It was this past winter towing with Sancho that Dimitri injured himself. After a couple of big, perfect days, he puts the injury down to fatigue. The lip at La Nord clipped him just as he was exiting the barrel. It was as if his shoulder dislocated and then popped back into place. On resurfacing, he could barely move his arm and Sancho quickly came to pick him up on the jetski. The next days, Dimitri admits to having not really taken the time to look after the injury. “I got given some anti-inflammatories and for a few days I couldn’t really feel anything. But then during a trip to Morocco, the pain came back and I couldn’t actually surf anymore.” So he went to see a doctor and was told he’d need an operation and lots of rest. The tough reality of injuries would commence. First to not be able to surf when your mates are scoring and then the long road to recovery. Working closely with the Quiksilver team, physical trainer Yannick Beven, who helped Jeremy Flores through his series of injuries, was able to offer Dimitri helpful advice. The near-military style physical therapy of the CERS in Capbreton, 8h-17h non stop, ensured a full-recovery if not better physical form.
While at the centre, Dimitri met other high-level athletes, rugby players, footballers, motocross champions, and was able to learn a lot from his time there, “There’s no time for distractions, its top level physiotherapy. It’s made me realise that you really need to look after your body and be aware of its limitations. We were also taught how to improve on our physical fitness, to push your physical performance as far as it will go so that you’re in a position to give everything you’ve got, the idea is the same for all sports… since then I’ve gone a little easier on the number of nights out”, he quips. And yet the temptation for Dimitri to go out and party are plenty, surrounded by a tight group of friends like Ramzi, Othmane, PV, Sancho and Marc Lacomare. When he’s in France, the temptation of hitting the bars and nightclubs is big and his natural tendency to go out and party hard can’t make it any easier, “I love to go out and dance, I don’t know why, it must be something in my island blood maybe, either way I feel like I’m quite different to all my friends round here in that respect… Hanging out with Ramzi and Othmane means that come midnight I can even speak fluent Arabic hahaha!” Talking about his friends, there’s that sparkle in his eye again, a very similar glow to when he recounts his sessions at Phantoms or Apocalypse.

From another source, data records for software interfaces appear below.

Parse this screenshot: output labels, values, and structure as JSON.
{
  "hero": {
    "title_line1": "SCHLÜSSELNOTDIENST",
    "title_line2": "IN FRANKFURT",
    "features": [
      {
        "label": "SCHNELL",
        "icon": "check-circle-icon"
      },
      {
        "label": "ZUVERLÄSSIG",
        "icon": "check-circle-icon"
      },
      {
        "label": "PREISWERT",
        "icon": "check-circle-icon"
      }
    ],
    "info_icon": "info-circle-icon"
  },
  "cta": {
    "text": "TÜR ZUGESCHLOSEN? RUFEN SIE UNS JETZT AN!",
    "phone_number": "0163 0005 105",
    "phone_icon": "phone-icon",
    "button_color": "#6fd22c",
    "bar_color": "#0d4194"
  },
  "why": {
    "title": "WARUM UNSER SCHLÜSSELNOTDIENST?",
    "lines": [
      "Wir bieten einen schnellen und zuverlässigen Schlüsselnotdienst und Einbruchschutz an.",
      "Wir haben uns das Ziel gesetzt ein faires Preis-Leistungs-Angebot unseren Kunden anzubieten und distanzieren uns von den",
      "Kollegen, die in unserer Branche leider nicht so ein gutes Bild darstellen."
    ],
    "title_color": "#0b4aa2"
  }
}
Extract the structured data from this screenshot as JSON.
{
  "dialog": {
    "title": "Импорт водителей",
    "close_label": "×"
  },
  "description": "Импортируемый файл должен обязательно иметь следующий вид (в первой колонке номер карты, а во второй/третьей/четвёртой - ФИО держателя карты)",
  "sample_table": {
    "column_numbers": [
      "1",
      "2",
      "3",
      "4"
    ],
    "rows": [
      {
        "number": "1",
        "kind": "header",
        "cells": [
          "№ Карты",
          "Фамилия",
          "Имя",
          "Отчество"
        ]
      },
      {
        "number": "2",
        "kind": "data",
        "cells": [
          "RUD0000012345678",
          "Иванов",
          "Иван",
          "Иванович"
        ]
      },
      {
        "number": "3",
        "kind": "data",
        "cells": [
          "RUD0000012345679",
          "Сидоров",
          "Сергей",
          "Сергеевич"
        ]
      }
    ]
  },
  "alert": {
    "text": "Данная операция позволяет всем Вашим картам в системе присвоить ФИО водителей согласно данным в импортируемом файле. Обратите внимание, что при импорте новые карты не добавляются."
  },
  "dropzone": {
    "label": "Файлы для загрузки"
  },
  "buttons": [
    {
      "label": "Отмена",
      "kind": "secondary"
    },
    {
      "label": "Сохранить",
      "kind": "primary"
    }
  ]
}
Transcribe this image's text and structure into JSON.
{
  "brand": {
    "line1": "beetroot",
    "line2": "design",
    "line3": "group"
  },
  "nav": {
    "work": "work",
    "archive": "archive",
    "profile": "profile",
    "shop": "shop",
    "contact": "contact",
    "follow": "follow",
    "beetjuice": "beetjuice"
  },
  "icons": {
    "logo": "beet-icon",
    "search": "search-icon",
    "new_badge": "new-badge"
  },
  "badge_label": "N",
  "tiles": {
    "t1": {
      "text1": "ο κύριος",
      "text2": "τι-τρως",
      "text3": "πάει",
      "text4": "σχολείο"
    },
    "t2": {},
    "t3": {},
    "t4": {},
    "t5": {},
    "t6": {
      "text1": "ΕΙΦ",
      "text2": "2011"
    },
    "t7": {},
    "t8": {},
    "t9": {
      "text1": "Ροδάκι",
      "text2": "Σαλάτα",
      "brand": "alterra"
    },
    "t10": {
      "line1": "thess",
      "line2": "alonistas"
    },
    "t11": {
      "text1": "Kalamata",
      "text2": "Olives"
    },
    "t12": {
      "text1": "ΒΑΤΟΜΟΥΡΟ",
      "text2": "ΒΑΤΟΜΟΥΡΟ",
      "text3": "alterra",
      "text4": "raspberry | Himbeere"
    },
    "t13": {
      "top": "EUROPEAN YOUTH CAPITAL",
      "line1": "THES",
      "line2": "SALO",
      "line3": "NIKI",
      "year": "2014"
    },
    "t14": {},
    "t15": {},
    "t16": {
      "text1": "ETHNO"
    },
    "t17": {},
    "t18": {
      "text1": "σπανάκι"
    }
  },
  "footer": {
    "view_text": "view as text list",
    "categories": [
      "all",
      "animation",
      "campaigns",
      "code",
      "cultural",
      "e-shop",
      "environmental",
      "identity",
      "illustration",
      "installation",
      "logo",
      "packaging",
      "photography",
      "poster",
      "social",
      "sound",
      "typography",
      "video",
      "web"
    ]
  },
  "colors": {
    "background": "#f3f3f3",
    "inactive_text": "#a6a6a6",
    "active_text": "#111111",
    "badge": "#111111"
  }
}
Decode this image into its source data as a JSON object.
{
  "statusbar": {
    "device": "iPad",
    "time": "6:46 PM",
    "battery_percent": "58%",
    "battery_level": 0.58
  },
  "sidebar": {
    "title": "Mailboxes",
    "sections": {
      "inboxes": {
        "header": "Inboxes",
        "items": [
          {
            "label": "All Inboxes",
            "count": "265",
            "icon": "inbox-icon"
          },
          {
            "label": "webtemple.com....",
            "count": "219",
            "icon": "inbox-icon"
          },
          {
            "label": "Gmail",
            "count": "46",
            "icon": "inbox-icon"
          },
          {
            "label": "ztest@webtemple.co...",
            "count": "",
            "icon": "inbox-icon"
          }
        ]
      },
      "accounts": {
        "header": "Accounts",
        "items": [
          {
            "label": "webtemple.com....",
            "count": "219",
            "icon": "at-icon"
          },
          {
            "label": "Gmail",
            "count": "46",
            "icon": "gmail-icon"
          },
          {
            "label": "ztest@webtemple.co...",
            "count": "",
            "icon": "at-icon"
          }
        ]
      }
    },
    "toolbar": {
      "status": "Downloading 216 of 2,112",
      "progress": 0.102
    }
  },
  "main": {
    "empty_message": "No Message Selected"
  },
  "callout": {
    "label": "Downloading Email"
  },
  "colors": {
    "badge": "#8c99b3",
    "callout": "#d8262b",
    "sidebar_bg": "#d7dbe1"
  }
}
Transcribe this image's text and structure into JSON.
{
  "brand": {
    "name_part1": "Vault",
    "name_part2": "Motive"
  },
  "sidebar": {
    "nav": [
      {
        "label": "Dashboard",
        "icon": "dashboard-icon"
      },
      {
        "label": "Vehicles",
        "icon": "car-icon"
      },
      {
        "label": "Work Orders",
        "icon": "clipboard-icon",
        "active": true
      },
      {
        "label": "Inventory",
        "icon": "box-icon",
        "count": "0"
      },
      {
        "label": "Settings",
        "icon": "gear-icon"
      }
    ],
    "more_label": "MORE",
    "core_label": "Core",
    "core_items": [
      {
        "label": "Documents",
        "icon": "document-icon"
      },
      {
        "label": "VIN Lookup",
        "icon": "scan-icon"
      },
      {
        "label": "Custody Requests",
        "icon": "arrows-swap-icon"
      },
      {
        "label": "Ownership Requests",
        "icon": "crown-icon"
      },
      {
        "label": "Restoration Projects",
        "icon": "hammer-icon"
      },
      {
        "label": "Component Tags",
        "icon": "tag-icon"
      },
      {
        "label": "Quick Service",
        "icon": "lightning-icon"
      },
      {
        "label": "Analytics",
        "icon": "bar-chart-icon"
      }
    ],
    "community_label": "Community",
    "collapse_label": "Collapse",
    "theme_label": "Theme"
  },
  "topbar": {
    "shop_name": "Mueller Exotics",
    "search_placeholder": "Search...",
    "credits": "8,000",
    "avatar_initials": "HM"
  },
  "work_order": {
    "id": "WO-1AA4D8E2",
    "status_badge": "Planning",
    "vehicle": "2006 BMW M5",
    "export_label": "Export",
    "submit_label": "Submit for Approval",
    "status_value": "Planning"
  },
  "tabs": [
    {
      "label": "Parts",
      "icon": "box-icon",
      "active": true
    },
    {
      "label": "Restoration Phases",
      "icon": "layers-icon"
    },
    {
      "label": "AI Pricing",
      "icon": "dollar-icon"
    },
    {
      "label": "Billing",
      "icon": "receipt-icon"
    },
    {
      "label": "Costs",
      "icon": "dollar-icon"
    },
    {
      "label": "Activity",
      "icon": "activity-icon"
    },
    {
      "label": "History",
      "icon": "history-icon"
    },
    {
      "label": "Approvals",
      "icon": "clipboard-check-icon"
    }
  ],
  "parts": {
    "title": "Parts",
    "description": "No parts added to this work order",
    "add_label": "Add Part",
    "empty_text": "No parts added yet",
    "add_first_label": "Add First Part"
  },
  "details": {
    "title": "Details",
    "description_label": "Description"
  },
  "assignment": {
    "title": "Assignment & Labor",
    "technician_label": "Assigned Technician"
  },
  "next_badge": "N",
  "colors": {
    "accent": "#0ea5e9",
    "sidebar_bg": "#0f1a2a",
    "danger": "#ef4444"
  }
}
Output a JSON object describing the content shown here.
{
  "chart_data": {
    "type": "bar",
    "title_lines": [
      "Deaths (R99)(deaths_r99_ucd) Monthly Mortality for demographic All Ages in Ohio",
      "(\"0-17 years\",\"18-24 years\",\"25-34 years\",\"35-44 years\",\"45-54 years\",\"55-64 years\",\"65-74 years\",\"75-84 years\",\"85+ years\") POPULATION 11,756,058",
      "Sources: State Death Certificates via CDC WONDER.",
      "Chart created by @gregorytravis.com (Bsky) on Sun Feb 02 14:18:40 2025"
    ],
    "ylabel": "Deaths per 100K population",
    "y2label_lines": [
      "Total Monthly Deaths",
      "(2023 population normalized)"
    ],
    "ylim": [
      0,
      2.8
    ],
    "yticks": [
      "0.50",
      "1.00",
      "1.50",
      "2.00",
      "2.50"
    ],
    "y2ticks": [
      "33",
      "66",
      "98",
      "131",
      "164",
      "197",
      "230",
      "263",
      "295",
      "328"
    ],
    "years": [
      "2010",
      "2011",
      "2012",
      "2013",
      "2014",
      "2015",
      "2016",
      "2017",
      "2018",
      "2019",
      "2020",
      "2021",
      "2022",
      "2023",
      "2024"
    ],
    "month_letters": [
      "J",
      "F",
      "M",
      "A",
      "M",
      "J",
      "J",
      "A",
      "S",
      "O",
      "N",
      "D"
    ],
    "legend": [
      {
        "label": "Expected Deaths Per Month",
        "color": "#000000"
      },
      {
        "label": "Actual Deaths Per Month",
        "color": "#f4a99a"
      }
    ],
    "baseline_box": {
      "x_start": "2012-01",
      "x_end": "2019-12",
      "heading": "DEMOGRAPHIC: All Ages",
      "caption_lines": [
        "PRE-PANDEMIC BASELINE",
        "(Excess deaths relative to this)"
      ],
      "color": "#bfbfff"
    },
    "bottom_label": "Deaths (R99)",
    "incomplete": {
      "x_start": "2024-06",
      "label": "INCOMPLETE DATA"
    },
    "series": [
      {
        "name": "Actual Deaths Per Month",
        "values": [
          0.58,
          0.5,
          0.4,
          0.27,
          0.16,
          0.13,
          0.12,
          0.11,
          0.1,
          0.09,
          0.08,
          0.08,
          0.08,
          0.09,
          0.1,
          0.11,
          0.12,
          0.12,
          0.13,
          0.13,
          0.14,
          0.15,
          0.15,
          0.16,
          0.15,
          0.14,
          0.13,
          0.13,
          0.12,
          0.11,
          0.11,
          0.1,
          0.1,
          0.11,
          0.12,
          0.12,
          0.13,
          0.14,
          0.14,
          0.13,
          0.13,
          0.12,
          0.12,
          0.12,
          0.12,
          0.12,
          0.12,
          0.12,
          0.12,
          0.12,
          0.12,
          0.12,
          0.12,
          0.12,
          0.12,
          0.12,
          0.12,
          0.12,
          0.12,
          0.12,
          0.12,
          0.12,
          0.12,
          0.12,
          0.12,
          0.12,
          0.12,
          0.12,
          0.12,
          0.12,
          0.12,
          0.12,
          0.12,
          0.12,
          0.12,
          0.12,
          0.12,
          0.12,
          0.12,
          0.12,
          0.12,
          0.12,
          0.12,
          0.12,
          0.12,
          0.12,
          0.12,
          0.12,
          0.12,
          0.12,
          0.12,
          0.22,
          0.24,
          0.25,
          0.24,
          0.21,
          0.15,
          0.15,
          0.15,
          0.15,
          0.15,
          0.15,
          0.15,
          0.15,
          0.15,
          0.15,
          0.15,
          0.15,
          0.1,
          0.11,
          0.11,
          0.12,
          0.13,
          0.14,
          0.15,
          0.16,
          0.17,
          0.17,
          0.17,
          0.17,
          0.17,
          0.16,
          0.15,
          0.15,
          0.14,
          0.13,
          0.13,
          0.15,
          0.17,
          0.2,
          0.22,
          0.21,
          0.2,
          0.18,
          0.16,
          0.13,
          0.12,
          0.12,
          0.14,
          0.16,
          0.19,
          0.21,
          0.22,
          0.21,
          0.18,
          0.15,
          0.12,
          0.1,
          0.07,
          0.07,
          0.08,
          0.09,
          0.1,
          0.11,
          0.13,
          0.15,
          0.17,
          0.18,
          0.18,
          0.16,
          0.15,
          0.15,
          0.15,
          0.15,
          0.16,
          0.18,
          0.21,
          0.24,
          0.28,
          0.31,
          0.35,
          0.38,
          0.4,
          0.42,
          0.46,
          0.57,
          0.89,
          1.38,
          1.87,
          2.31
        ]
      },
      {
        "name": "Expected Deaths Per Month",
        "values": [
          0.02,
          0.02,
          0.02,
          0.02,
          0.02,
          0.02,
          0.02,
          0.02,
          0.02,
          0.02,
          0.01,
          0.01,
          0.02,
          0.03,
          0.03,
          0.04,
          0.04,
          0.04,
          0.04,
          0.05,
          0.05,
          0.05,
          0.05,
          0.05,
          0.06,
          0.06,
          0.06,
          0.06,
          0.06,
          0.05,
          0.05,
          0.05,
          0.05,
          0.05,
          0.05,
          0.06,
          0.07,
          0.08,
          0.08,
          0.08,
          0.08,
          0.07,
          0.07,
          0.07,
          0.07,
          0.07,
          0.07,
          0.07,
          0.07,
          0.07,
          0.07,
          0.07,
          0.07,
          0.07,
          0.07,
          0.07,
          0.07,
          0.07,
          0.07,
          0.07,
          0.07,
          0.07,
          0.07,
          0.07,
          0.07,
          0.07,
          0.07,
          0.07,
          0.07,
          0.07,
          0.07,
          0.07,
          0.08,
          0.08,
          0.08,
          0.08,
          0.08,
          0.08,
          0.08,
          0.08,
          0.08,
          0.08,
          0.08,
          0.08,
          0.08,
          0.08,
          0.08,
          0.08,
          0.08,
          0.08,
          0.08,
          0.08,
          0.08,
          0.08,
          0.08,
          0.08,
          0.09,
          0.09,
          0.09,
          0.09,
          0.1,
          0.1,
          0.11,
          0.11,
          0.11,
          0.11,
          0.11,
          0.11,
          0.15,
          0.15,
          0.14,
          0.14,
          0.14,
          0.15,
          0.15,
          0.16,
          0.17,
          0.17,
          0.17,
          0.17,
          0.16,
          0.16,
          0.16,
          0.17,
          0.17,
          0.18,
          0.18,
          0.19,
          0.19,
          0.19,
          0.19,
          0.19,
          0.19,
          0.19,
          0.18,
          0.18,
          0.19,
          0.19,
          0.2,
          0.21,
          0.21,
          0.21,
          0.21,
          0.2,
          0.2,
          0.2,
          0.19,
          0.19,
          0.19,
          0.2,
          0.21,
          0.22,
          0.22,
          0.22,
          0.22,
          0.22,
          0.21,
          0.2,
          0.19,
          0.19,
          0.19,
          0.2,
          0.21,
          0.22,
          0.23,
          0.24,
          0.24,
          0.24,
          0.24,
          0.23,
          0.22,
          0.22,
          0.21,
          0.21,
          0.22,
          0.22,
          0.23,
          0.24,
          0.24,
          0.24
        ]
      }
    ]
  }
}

On arrival on French mainland soil a few years back Dimitri’s somewhat timid nature is now barely visible. Today he seems nearly as comfortable giving interviews as he is ducking into thick Gravière barrels. He’s slowly but surely earned a place for himself on the French surf scene. And while he does remain discrete by nature, his enthusiasm and passion for riding waves has no problem shining through.